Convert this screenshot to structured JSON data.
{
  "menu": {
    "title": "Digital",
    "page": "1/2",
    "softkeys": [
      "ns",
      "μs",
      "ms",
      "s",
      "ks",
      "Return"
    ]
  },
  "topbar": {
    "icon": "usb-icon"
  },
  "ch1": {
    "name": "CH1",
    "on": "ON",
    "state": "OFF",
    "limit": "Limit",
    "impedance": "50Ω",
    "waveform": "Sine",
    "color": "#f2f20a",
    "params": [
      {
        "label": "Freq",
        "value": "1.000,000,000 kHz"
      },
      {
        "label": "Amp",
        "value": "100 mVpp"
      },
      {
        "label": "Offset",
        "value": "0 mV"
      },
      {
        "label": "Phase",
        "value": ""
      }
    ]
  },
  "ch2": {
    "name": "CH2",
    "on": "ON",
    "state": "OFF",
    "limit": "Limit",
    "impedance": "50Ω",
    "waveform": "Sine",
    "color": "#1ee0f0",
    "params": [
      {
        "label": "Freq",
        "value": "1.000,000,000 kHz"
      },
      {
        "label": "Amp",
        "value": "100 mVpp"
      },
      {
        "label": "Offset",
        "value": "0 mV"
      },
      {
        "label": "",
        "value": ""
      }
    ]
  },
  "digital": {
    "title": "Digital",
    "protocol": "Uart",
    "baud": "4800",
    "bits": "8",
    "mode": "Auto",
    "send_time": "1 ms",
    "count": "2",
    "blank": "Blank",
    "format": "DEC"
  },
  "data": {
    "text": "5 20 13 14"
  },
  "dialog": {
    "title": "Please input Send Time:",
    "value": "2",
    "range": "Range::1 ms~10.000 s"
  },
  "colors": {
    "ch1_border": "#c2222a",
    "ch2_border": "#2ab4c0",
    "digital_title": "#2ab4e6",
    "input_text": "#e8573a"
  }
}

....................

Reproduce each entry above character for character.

Convert this screenshot to structured JSON data.
{
  "menu": {
    "title": "Digital",
    "page": "1/2",
    "softkeys": [
      "ns",
      "μs",
      "ms",
      "s",
      "ks",
      "Return"
    ]
  },
  "topbar": {
    "icon": "usb-icon"
  },
  "ch1": {
    "name": "CH1",
    "on": "ON",
    "state": "OFF",
    "limit": "Limit",
    "impedance": "50Ω",
    "waveform": "Sine",
    "color": "#f2f20a",
    "params": [
      {
        "label": "Freq",
        "value": "1.000,000,000 kHz"
      },
      {
        "label": "Amp",
        "value": "100 mVpp"
      },
      {
        "label": "Offset",
        "value": "0 mV"
      },
      {
        "label": "Phase",
        "value": ""
      }
    ]
  },
  "ch2": {
    "name": "CH2",
    "on": "ON",
    "state": "OFF",
    "limit": "Limit",
    "impedance": "50Ω",
    "waveform": "Sine",
    "color": "#1ee0f0",
    "params": [
      {
        "label": "Freq",
        "value": "1.000,000,000 kHz"
      },
      {
        "label": "Amp",
        "value": "100 mVpp"
      },
      {
        "label": "Offset",
        "value": "0 mV"
      },
      {
        "label": "",
        "value": ""
      }
    ]
  },
  "digital": {
    "title": "Digital",
    "protocol": "Uart",
    "baud": "4800",
    "bits": "8",
    "mode": "Auto",
    "send_time": "1 ms",
    "count": "2",
    "blank": "Blank",
    "format": "DEC"
  },
  "data": {
    "text": "5 20 13 14"
  },
  "dialog": {
    "title": "Please input Send Time:",
    "value": "2",
    "range": "Range::1 ms~10.000 s"
  },
  "colors": {
    "ch1_border": "#c2222a",
    "ch2_border": "#2ab4c0",
    "digital_title": "#2ab4e6",
    "input_text": "#e8573a"
  }
}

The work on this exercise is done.